A £55m investment in a new radio system for the Welsh Ambulance Service is due to be announced by the Welsh Assembly Government.
New radio systems will be installed in all 827 vehicles
Currently, a third of Wales is out of radio coverage, with different control rooms using different systems.
The 10-year deal funded by the assembly government means ambulances will have the same system as other 999 services.
Ahead of May's assembly elections, Wales' other main parties pledged their commitment to improving the service.
The Welsh Ambulance Service has suffered a turbulent 12 months.
In May 2006, the acting chief executive, Roger Thayne, walked out after two months in the post saying the trust was in "crisis" and later claiming 500 people were dying each year because of failings.
His successor as interim chief executive, Anton van Dellen, also resigned after two months in the job, saying he was unable to commit long-term to the post.
In August, Alan Murray was appointed chief executive and said improvements would be made by Christmas.
But official figures released last November showed emergency response times were the worst since 2003.
The assembly government said the investment in the new radio system was part of plans to modernise the service and was in addition to £16m funding announced in October for new vehicles.
Ambulance control rooms will be upgraded and new radio systems installed in all 827 vehicles, including 454 ambulances and three air ambulances.
Welsh Health Minister Brian Gibbons said the investment would help "transform and modernise" the service and would also provide a safer working environment for staff.
Dr Gibbons said: "The new communications system will provide far greater radio coverage across Wales, compared with about 65% at the moment.
"This will help the control rooms keep in touch with the crew and will enable the trust to become more efficient and effective in deploying their resources."
Mr Gibbons added the new system would ultimately improve response times and patient care.
Welsh Ambulance Service NHS Trust Chief Executive Alan Murray said the investment would mean the service had the latest digital communications technology.
"It will replace all existing communication equipment in ambulance control centres and stations and will provide staff with immediate and dependable communications with other emergency services," he said.
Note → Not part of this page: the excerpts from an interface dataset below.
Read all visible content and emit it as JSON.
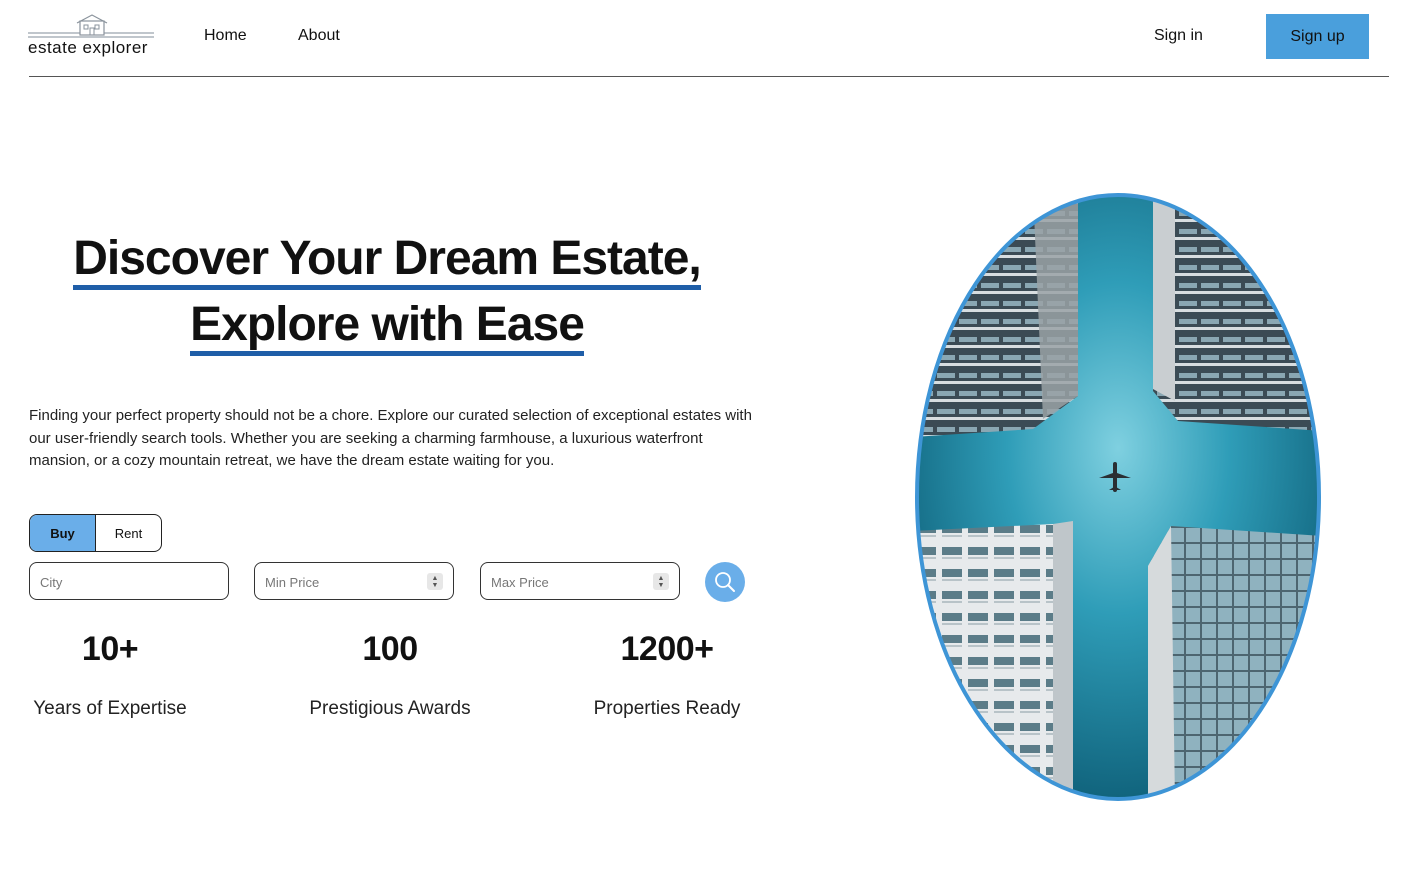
{
  "brand": {
    "name": "estate explorer"
  },
  "nav": {
    "home": "Home",
    "about": "About",
    "sign_in": "Sign in",
    "sign_up": "Sign up"
  },
  "hero": {
    "title_line1": "Discover Your Dream Estate,",
    "title_line2": "Explore with Ease",
    "description": "Finding your perfect property should not be a chore. Explore our curated selection of exceptional estates with our user-friendly search tools. Whether you are seeking a charming farmhouse, a luxurious waterfront mansion, or a cozy mountain retreat, we have the dream estate waiting for you."
  },
  "search": {
    "mode_selected": "Buy",
    "modes": [
      "Buy",
      "Rent"
    ],
    "city_placeholder": "City",
    "min_price_placeholder": "Min Price",
    "max_price_placeholder": "Max Price"
  },
  "stats": [
    {
      "value": "10+",
      "label": "Years of Expertise"
    },
    {
      "value": "100",
      "label": "Prestigious Awards"
    },
    {
      "value": "1200+",
      "label": "Properties Ready"
    }
  ],
  "colors": {
    "accent": "#4a9fdc",
    "accent_light": "#6aaee9",
    "underline": "#1f5ea8",
    "sky": "#1e90a8"
  }
}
"The investment marks a significant step forward in the trust's modernisation of the service in Wales and will enhance patient care and improve service delivery."